Jun 22, 2012
Originally published on June 22, 2012 7:17 am

Transcript

RENEE MONTAGNE, HOST:

And with no primary opponent to worry about, President Obama's campaign had nearly a full year's head start for fundraising over Republican challenger Mitt Romney. But as NPR's S.V. Date reports, the president's advantage is rapidly disappearing.

S.V. DATE, BYLINE: Just one month after the start of the general election campaign, Mr. Obama has seen his financial cushion sliced in half. An $80 million cash-on-hand lead at the end of April was down to $45 million at the end of May, according to new Federal Election Commission filings. Romney did out-raise Obama in May. It was the first time he'd done so.

But Romney and his supporting superPAC also spent about a third of what team Obama spent on television ads, yet did not get drowned out on the airwaves. That's because Crossroads GPS and two other so-called social welfare groups spent $16 million on ads in the swing states, hammering Obama.

Karl Rove, Crossroads' co-founder, told Fox News the group is not a political committee, a distinction that allows it to keep its donors' names secret under tax rules.

KARL ROVE: Well, it's a social welfare organization because it spends the vast preponderance of its money in furtherance of its social welfare goals.

ROBERT BAUER: It's a social welfare organization in his mind. That doesn't determine its status under the law.

DATE: That's Obama campaign lawyer Robert Bauer. He filed a complaint this week with the FEC, citing recent court rulings and asking that it declare Crossroads GPS to be a political committee. If that happens, it would eliminate an attractive feature for donors who want to influence the election, but do not want to alienate customers.

ROVE: Crossroads' IRS filings show it has raised $77 million. Nearly 90 percent of that came from donations of at least one million.

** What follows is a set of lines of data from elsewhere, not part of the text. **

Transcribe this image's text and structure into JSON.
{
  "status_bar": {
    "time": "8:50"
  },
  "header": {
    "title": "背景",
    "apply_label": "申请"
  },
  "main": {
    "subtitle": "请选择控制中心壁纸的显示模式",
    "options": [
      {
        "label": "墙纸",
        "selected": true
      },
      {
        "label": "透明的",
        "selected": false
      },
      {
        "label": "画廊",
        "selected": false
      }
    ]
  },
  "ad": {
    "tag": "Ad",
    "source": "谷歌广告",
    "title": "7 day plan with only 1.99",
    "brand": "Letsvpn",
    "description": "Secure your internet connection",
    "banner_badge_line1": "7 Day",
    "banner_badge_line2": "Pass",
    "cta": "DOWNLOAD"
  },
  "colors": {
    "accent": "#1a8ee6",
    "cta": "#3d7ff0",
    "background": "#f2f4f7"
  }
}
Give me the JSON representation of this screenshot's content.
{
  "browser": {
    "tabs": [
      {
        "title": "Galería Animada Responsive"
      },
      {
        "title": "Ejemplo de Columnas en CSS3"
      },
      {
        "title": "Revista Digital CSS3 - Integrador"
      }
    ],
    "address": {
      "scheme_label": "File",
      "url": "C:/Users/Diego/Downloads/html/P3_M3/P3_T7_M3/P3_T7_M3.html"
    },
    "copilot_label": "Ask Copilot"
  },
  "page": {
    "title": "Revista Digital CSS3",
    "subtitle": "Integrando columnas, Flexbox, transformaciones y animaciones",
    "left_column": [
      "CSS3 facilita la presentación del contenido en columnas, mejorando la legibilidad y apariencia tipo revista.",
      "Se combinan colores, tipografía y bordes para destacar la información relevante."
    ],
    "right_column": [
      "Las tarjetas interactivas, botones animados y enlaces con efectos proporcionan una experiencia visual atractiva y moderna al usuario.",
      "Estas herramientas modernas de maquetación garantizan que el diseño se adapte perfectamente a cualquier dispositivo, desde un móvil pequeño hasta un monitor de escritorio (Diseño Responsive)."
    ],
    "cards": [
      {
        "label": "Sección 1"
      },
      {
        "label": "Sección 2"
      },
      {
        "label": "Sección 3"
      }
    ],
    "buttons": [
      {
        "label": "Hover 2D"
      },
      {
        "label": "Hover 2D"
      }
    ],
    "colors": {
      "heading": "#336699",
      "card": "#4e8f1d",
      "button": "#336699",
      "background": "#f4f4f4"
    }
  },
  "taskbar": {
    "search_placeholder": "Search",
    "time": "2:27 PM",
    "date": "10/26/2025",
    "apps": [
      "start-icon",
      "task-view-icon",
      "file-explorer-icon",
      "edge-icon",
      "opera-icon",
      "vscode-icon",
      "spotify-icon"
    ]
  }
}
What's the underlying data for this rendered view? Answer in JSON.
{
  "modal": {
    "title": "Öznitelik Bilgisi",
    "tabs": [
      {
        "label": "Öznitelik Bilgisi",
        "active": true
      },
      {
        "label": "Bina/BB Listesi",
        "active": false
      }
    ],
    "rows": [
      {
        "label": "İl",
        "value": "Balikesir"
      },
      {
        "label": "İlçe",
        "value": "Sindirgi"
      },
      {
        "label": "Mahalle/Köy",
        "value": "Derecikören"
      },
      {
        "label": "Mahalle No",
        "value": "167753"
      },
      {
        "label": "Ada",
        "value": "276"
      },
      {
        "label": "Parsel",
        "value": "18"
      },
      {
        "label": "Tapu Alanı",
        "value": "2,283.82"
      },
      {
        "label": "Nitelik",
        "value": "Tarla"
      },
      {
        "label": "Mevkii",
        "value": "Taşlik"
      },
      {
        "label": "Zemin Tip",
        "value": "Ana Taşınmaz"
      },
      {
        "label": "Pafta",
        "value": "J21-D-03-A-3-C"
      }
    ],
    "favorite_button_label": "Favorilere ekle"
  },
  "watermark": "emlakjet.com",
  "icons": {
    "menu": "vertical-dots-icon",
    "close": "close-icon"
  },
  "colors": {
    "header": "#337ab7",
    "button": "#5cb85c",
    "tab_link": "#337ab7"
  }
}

It's not clear how many would continue to give if they believed their names would be public.

DATE: S.V. Date, NPR News. Transcript provided by NPR, Copyright National Public Radio.